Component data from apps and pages
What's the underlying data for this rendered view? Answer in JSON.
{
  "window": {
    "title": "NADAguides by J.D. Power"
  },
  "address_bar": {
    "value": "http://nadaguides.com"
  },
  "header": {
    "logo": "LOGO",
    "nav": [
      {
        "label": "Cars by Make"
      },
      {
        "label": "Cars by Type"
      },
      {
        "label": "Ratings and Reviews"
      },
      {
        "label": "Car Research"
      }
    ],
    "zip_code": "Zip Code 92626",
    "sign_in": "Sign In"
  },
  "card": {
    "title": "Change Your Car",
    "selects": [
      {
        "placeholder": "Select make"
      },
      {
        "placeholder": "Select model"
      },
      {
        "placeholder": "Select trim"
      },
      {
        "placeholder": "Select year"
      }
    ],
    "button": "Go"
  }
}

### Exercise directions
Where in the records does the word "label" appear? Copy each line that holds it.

### Output for this task
        "label": "Cars by Make"
        "label": "Cars by Type"
        "label": "Ratings and Reviews"
        "label": "Car Research"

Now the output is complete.